I were to write (/ 42 x), where X is bound to a string, my intent
probably was *not* to `correctly' invoke the error handler, but rather
not to have written the expression in the first place!
> To put it another way, I don't see what "correct" can mean other than
> that the code does, in fact, provide an implementation of a
> specification of what the code is supposed to do.
It can mean that the code matches the intent of the programmer. While
it is true that this is hard to define rigorously, it *is* worthwhile
> I don't see how to firm up the "in some contexts" in any way better
> than the concept of having contracts, or specifications, at various
> layers of abstraction.

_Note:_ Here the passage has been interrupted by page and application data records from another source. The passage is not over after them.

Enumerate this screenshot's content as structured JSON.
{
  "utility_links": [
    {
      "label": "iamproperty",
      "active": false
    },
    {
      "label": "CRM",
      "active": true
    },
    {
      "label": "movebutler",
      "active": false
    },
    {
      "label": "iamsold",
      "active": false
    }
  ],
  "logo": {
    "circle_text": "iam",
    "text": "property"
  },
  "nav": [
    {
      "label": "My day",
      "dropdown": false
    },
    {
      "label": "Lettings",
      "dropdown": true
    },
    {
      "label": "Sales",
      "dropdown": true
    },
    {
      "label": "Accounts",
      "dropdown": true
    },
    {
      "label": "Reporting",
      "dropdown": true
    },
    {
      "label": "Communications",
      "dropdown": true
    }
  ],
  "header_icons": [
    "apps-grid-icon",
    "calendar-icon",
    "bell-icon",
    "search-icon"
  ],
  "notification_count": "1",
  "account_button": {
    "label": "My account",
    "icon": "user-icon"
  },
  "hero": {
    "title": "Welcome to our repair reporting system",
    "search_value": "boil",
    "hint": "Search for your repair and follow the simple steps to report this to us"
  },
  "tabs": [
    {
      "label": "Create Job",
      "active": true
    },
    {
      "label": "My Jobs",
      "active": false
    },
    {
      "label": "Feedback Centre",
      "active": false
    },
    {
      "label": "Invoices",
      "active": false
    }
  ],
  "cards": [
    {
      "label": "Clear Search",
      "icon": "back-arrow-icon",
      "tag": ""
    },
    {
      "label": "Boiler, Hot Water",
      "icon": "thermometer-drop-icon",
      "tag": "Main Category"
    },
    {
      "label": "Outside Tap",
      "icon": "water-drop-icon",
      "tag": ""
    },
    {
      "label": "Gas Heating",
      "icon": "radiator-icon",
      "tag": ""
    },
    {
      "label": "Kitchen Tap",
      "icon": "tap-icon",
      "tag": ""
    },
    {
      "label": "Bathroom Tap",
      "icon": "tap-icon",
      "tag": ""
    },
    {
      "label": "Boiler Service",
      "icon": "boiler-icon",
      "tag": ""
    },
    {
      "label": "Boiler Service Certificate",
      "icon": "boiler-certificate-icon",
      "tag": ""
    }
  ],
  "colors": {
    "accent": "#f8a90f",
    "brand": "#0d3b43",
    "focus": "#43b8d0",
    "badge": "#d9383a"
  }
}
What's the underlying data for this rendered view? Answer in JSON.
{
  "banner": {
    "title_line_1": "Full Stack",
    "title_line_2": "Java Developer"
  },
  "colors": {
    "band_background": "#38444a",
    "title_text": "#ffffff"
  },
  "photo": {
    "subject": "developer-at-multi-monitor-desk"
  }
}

For example, if you define a boolean function
> "prime" whose contract is that it takes a positive integer argument
> and returns a boolean that's true if the argument is prime, and
> someone writes an implementation in which prime(12345) throws
> zero-divide, then that is an error entirely by virtue of the fact that
> the specification for "prime" says that that's not what "prime" is
> defined to do.
> The "in some contexts" seems to mean "it depends on the caller", but
> specifically it depends on the fact that the caller's contract didn't
> specify that throwing zero-divide was part of the defined behavior.
Ok, but what should prime ("hello there") do? Throwing an
exception isn't in the contract (well, the caller is supposed to honor
the `positive integer' part, but we all make mistakes). If you extend
the contract with a default clause of `otherwise, throw an exception',
then certain kinds of contract violations can no longer exist by